My noticings make me wonder about the ways in which ancient audiences must have anticipated and found renewed pleasure in passages cherished over years of traveling through the poems in performance — the elegiac scene of vintage on Achilles’ shield in Iliad 18, for instance, or the simile in Odyssey 21 that likens Odysseus stringing his bow to a musician stringing a harp. When Odysseus plucks the string, an ancient poet no doubt heightened the audience’s response by sounding a string on his harp, becoming, in yet another way, a voice in his poem. Homer, in so many ways, makes us hearers.

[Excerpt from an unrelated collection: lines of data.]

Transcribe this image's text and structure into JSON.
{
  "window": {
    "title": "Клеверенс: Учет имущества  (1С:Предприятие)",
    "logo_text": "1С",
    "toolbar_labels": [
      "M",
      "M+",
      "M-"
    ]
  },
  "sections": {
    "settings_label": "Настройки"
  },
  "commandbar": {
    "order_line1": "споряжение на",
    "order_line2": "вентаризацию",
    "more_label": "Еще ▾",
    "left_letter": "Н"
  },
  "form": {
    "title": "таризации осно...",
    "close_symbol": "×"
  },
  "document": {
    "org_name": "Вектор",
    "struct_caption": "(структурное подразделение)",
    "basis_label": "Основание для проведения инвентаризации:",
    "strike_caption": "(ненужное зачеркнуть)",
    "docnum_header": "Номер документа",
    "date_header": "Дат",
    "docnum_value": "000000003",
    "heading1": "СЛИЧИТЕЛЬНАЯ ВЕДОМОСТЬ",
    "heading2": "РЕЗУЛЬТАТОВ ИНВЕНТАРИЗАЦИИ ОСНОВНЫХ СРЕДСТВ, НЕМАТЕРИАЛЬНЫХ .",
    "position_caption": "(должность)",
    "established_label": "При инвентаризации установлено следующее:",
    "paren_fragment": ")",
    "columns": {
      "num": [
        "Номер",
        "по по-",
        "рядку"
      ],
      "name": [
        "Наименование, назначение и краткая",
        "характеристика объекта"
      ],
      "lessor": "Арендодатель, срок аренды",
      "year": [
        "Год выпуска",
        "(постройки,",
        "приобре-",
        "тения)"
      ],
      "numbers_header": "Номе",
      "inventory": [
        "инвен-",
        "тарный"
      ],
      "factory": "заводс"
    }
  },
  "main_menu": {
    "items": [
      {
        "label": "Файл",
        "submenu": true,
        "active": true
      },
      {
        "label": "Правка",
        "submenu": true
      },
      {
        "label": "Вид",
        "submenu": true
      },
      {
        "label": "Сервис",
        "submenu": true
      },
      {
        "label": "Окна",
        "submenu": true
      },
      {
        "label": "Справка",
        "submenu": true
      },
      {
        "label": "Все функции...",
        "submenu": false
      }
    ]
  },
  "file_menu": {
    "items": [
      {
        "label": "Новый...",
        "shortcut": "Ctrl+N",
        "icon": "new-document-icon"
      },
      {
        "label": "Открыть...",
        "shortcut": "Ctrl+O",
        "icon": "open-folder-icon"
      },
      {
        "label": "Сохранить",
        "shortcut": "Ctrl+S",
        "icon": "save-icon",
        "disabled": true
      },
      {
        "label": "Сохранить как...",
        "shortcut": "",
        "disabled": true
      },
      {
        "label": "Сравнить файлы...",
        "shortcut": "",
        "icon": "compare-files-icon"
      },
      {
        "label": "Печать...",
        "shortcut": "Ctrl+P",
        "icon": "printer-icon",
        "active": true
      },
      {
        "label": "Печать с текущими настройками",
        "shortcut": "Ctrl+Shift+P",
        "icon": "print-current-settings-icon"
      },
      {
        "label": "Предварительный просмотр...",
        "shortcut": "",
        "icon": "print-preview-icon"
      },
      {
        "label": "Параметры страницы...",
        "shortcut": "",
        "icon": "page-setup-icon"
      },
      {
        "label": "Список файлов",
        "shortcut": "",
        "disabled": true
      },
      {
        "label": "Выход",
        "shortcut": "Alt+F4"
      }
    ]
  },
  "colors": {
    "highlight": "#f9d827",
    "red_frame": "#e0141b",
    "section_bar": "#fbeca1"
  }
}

A note on production: These recordings are beautifully edited, and the discs are well-protected in cardboard pockets (the packaging is far better than that of some boxed-sets from major music labels). A brief synopsis read by Susan Sarandon precedes each episode as a separate track. Each episode begins and ends with a brief piece of modal music (a single piece for each poem); as one moves through the poems, these musical passages take on a surprising emotional weight when they return beneath the final lines of episodes. Less welcome to my ears is the ambient music under each of Homer’s similes. As Lombardo explains in the preface to his Iliad, he regards Homer’s similes as possessing “a poetic life of their own” (x): he pauses before and after them in performance, and they are indented and italicized on the page. The music is an ingenious way to highlight this aspect of Homer’s poetry, but pauses could have served as well.

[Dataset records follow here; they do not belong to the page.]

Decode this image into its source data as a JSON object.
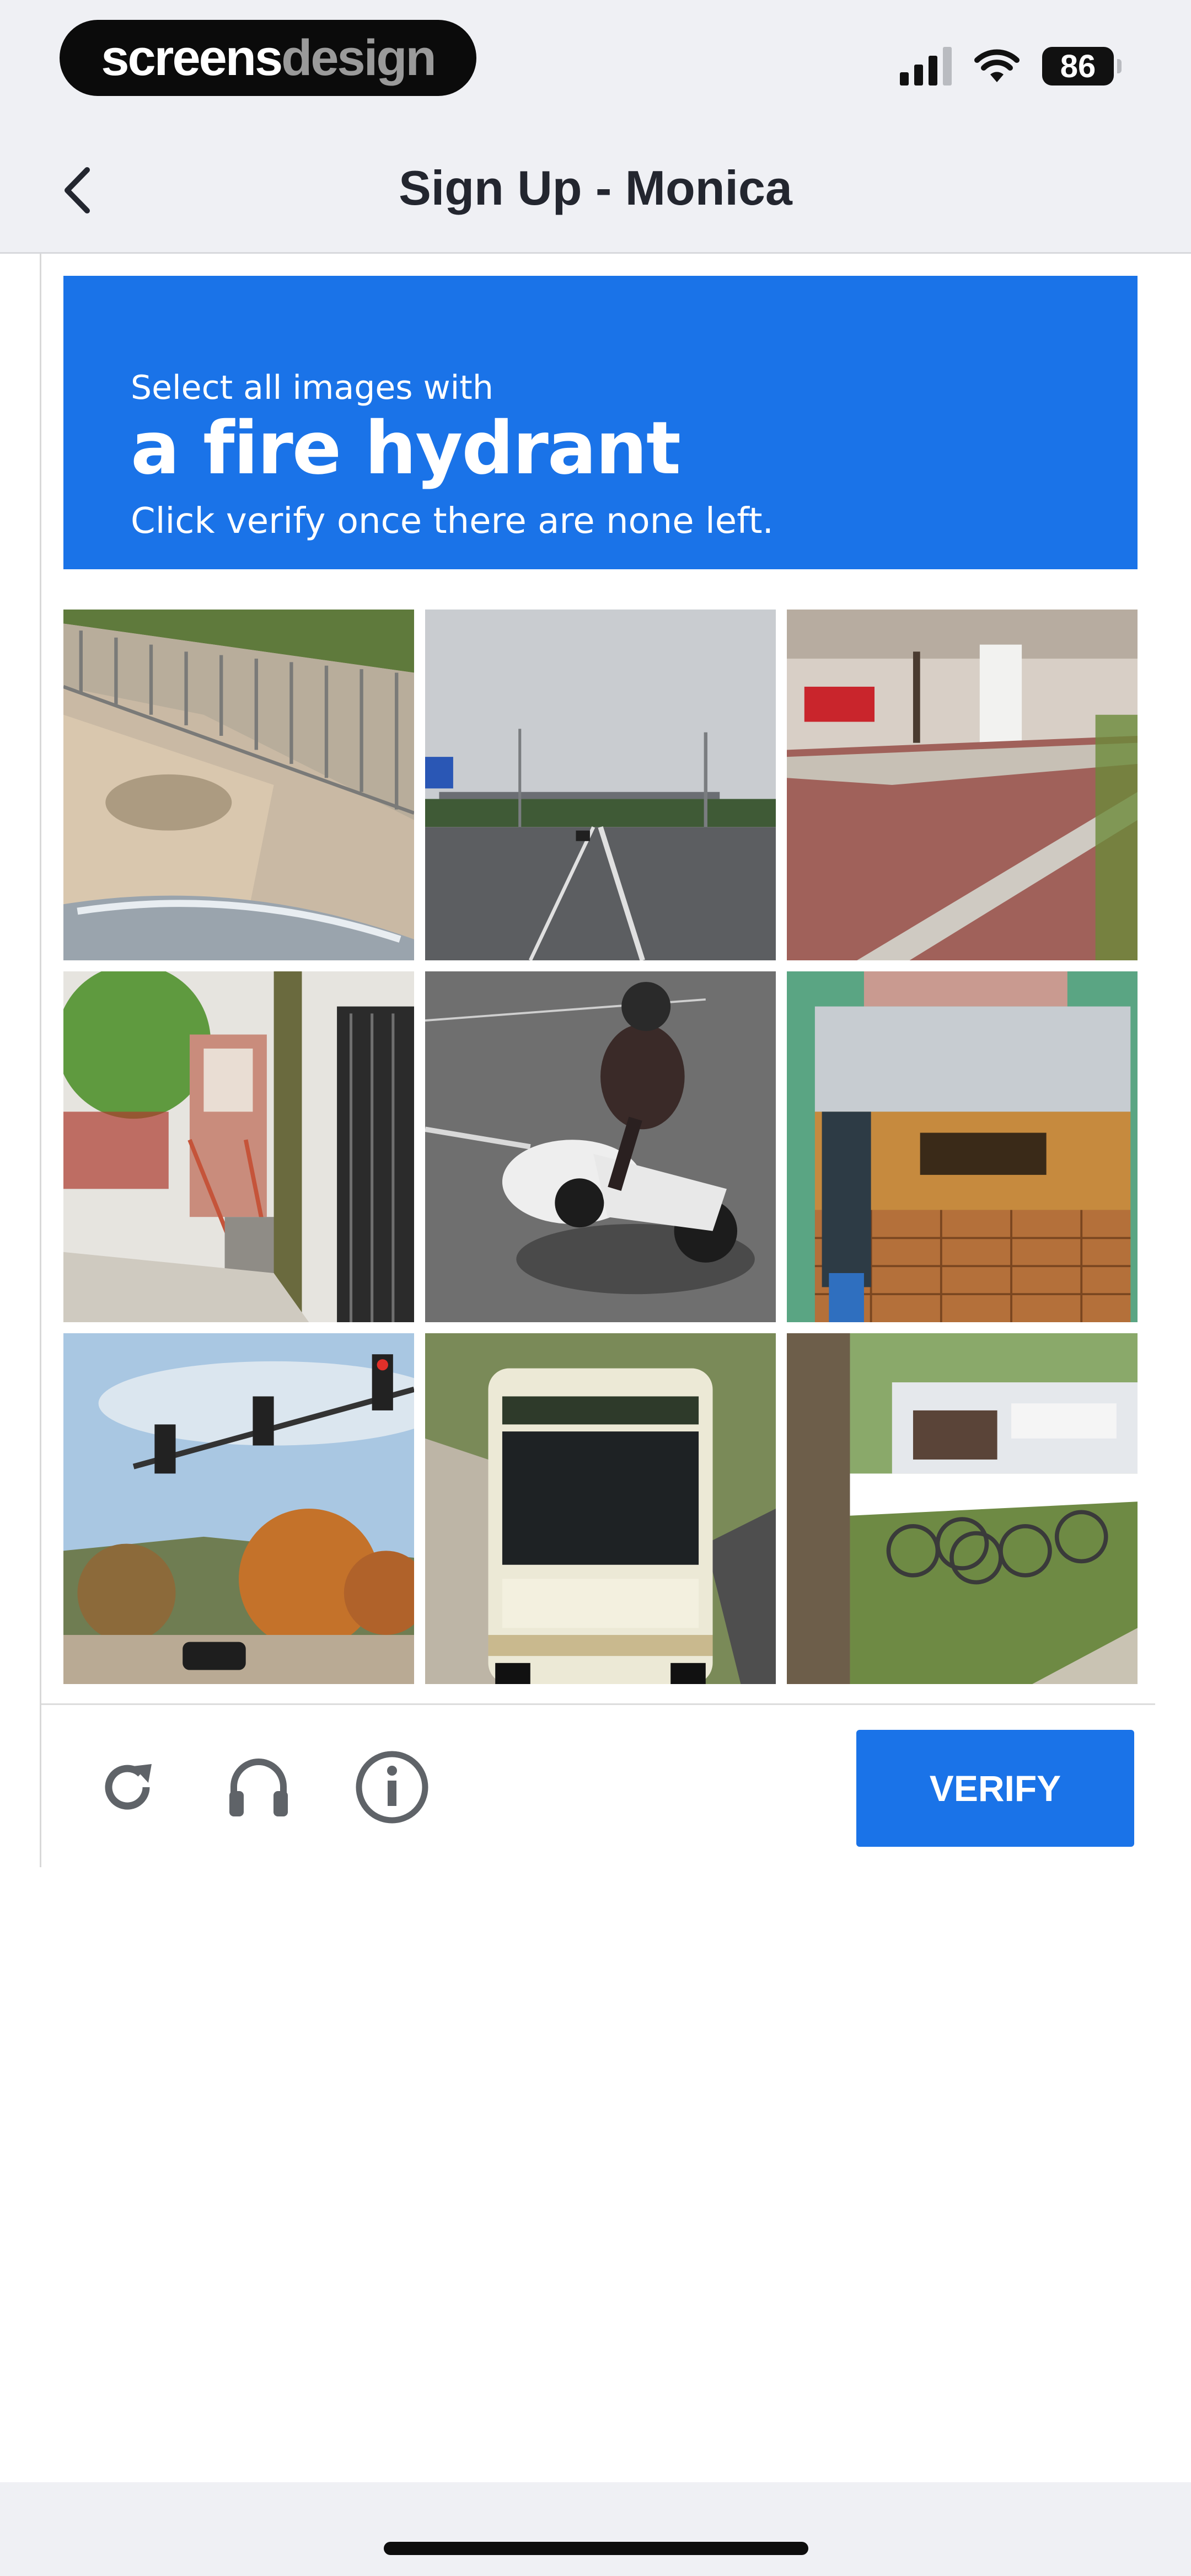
{
  "status_bar": {
    "brand_part1": "screens",
    "brand_part2": "design",
    "battery": "86",
    "icons": [
      "signal-icon",
      "wifi-icon",
      "battery-icon"
    ]
  },
  "nav": {
    "title": "Sign Up - Monica",
    "back_icon": "chevron-left-icon"
  },
  "captcha": {
    "instruction_line1": "Select all images with",
    "target_object": "a fire hydrant",
    "instruction_line3": "Click verify once there are none left.",
    "tiles": [
      {
        "subject": "sidewalk with fence"
      },
      {
        "subject": "highway with overhead sign"
      },
      {
        "subject": "brick plaza and building"
      },
      {
        "subject": "house entrance with stairs"
      },
      {
        "subject": "motorcycle rider"
      },
      {
        "subject": "stacked crates"
      },
      {
        "subject": "traffic lights"
      },
      {
        "subject": "city bus"
      },
      {
        "subject": "bicycles by marina"
      }
    ],
    "footer_icons": [
      "reload-icon",
      "headphones-icon",
      "info-icon"
    ],
    "verify_label": "VERIFY"
  },
  "colors": {
    "accent": "#1a73e8",
    "chrome_bg": "#eff0f4",
    "title_text": "#23262f"
  }
}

[1] Unless otherwise indicated, quotations of Homer’s poetry are from Stanley Lombardo’s translations.

[2] It seems no more than a coincidence that “a tight spot” turns up in the Coen brothers’ O Brother, Where Art Thou?, another vernacular reinvention of Homer’s poetry. Trapped in a burning barn, Ulysses Everett McGill says “Damn! We’re in a tight spot!” four times. Lombardo’s Odyssey was published in March 2000; O Brother, Where Art Thou? premiered in May 2000.

[3] Ennis Rees and Robert Fitzgerald are, to my knowledge, the only other translators of the Iliad and the Odyssey on record. Rees recorded excerpts from his translations on two LPs for the Spoken Arts label (1960); Fitzgerald recorded Iliad excerpts on two LPs for the Yale Series of Recorded Poets (1974). For those who can hear in Greek, Stephen G. Daitz has recorded the Iliad (1990-92) and the Odyssey (1995-98) in “restored pronunciation” for J. Norton, available from Audio-Forum.

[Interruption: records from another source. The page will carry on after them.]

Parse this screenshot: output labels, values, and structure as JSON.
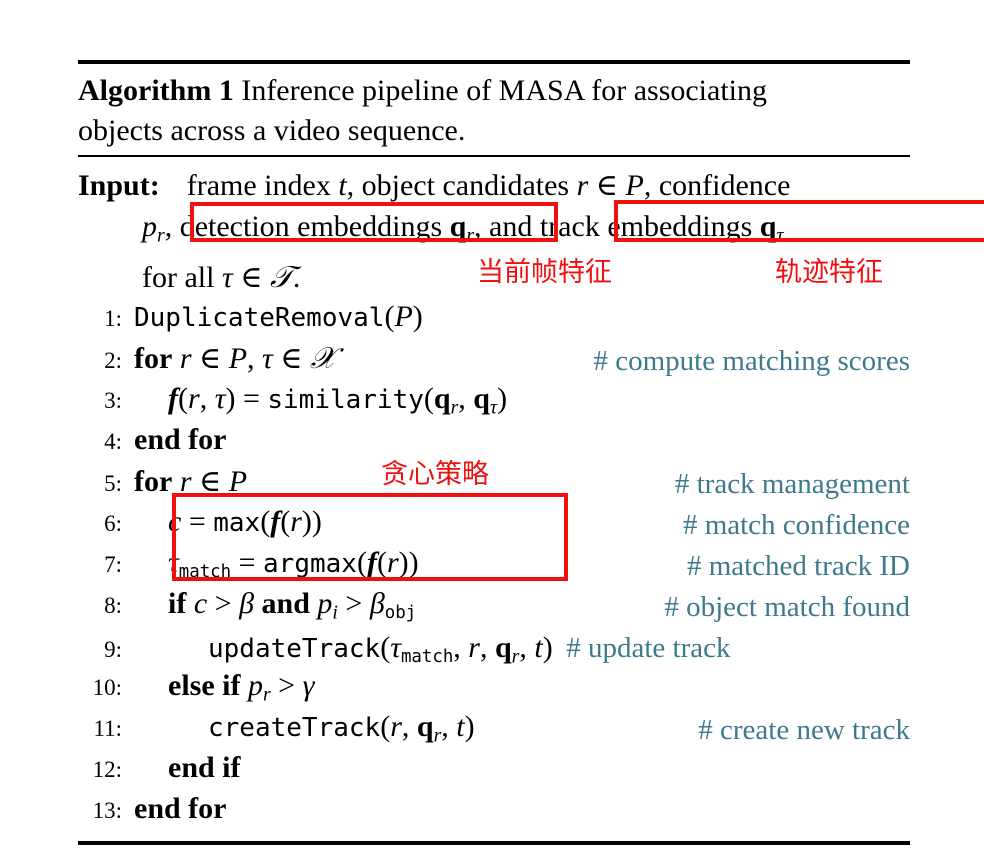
{
  "algorithm": {
    "label": "Algorithm 1",
    "caption": "Inference pipeline of MASA for associating objects across a video sequence.",
    "input_keyword": "Input:",
    "input_lines": [
      "frame index t, object candidates r ∈ P, confidence",
      "p_r, detection embeddings q_r, and track embeddings q_τ",
      "for all τ ∈ 𝒯."
    ],
    "lines": [
      {
        "number": "1:",
        "code": "DuplicateRemoval(P)",
        "comment": ""
      },
      {
        "number": "2:",
        "code": "for r ∈ P, τ ∈ 𝒯",
        "comment": "# compute matching scores"
      },
      {
        "number": "3:",
        "code": "f(r, τ) = similarity(q_r, q_τ)",
        "comment": ""
      },
      {
        "number": "4:",
        "code": "end for",
        "comment": ""
      },
      {
        "number": "5:",
        "code": "for r ∈ P",
        "comment": "# track management"
      },
      {
        "number": "6:",
        "code": "c = max(f(r))",
        "comment": "# match confidence"
      },
      {
        "number": "7:",
        "code": "τ_match = argmax(f(r))",
        "comment": "# matched track ID"
      },
      {
        "number": "8:",
        "code": "if c > β and p_i > β_obj",
        "comment": "# object match found"
      },
      {
        "number": "9:",
        "code": "updateTrack(τ_match, r, q_r, t)",
        "comment": "# update track"
      },
      {
        "number": "10:",
        "code": "else if p_r > γ",
        "comment": ""
      },
      {
        "number": "11:",
        "code": "createTrack(r, q_r, t)",
        "comment": "# create new track"
      },
      {
        "number": "12:",
        "code": "end if",
        "comment": ""
      },
      {
        "number": "13:",
        "code": "end for",
        "comment": ""
      }
    ]
  },
  "annotations": {
    "color": "#f01010",
    "comment_color": "#3d7a8c",
    "notes": [
      {
        "id": "current-frame-feature",
        "text": "当前帧特征"
      },
      {
        "id": "trajectory-feature",
        "text": "轨迹特征"
      },
      {
        "id": "greedy-strategy",
        "text": "贪心策略"
      }
    ],
    "boxes": [
      {
        "id": "detection-embeddings-box",
        "label": "detection embeddings q_r,"
      },
      {
        "id": "track-embeddings-box",
        "label": "track embeddings q_τ"
      },
      {
        "id": "greedy-selection-box",
        "label": "c = max(f(r)) / τ_match = argmax(f(r))"
      }
    ]
  },
  "comments": {
    "c2": "# compute matching scores",
    "c5": "# track management",
    "c6": "# match confidence",
    "c7": "# matched track ID",
    "c8": "# object match found",
    "c9": "# update track",
    "c11": "# create new track"
  },
  "text": {
    "caption_prefix": "Inference pipeline of MASA for associating",
    "caption_second": "objects across a video sequence.",
    "in_l1_a": "frame index",
    "in_l1_t": "t",
    "in_l1_b": ", object candidates",
    "in_l1_r": "r",
    "in_l1_in": "∈",
    "in_l1_P": "P",
    "in_l1_c": ", confidence",
    "in_l2_pr": "p",
    "in_l2_prsub": "r",
    "in_l2_comma": ",",
    "in_l2_det": "detection embeddings",
    "in_l2_qr": "q",
    "in_l2_qrsub": "r",
    "in_l2_qrcomma": ",",
    "in_l2_and": "and",
    "in_l2_trk": "track embeddings",
    "in_l2_qt": "q",
    "in_l2_qtsub": "τ",
    "in_l3_forall": "for all",
    "in_l3_tau": "τ",
    "in_l3_in": "∈",
    "in_l3_T": "𝒯",
    "in_l3_dot": ".",
    "kw_for": "for",
    "kw_endfor": "end for",
    "kw_if": "if",
    "kw_elseif": "else if",
    "kw_endif": "end if",
    "kw_and": "and",
    "fn_dup": "DuplicateRemoval",
    "fn_sim": "similarity",
    "fn_max": "max",
    "fn_argmax": "argmax",
    "fn_update": "updateTrack",
    "fn_create": "createTrack"
  }
}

[4] A Odysseus-Thornhill connection may be more than coincidence: Thornhill too gets help on his journey, from “The Professor” and Eve Kendall, whose character combines elements of Athena, Circe, the Sirens, and Penelope. The Professor has Thornhill’s would-be killer Leonard killed by a rifle-shot from above. And Thornhill is, like Odysseus in Polyphemus’ cave, Nobody. His middle initial O, he says, stands for “Nothing.”

[5] In an interview, Lombardo says that “Homophrosunê in the Odyssey is key. The poem can be seen as the development of homophrosunê between Odysseus and the women whom he encounters. . . . I can imagine Homer performing Book 19 and having complete mastery over the audience. They’re leaning forward — are Odysseus and Penelope going to get to overt recognition? Because clearly they’re there. But they don’t, and Homer must have loved it” (Leddy).

Works Cited

Fagles, Robert, trans. The Iliad. New York: Penguin, 1990.

——— , trans. The Iliad (abridged). 6 cassettes. Read by Derek Jacobi. St. Paul: Penguin-Highbridge, 1992.

——— , trans. The Odyssey. New York: Penguin, 1996.

——— , trans. The Odyssey. 12 cassettes. Read by Ian McKellen. New York: Penguin Audiobooks, 1996.

Graham, Elyse. “Fagles Brings Aeneas into Modern World.” Daily Princetonian. 24 Feb. 2005.

Kenner, Hugh. A Colder Eye: The Modern Irish Writers. Baltimore: Johns Hopkins University Press, 1983.

Leddy, Michael. “Michael Leddy Interviews Stanley Lombardo.” Jacket 21 (2003).

Lombardo, Stanley, trans. Iliad. Indianapolis: Hackett, 1997.

——— , trans. Odyssey. Indianapolis: Hackett, 2000.

Storace, Patricia. “Robert Fagles: The Art of Translation.” [Interview.] Paris Review (151) 1999: 142-164.

Michael Leddy

Michael Leddy

Michael Leddy has published widely as a poet and critic. His essay “Four or Five Hectors,” on four translations of one line from the Iliad, recently appeared in Agora at His review of Simon Pettet’s More Winnowed Fragments appeared in Jacket 29. He blogs at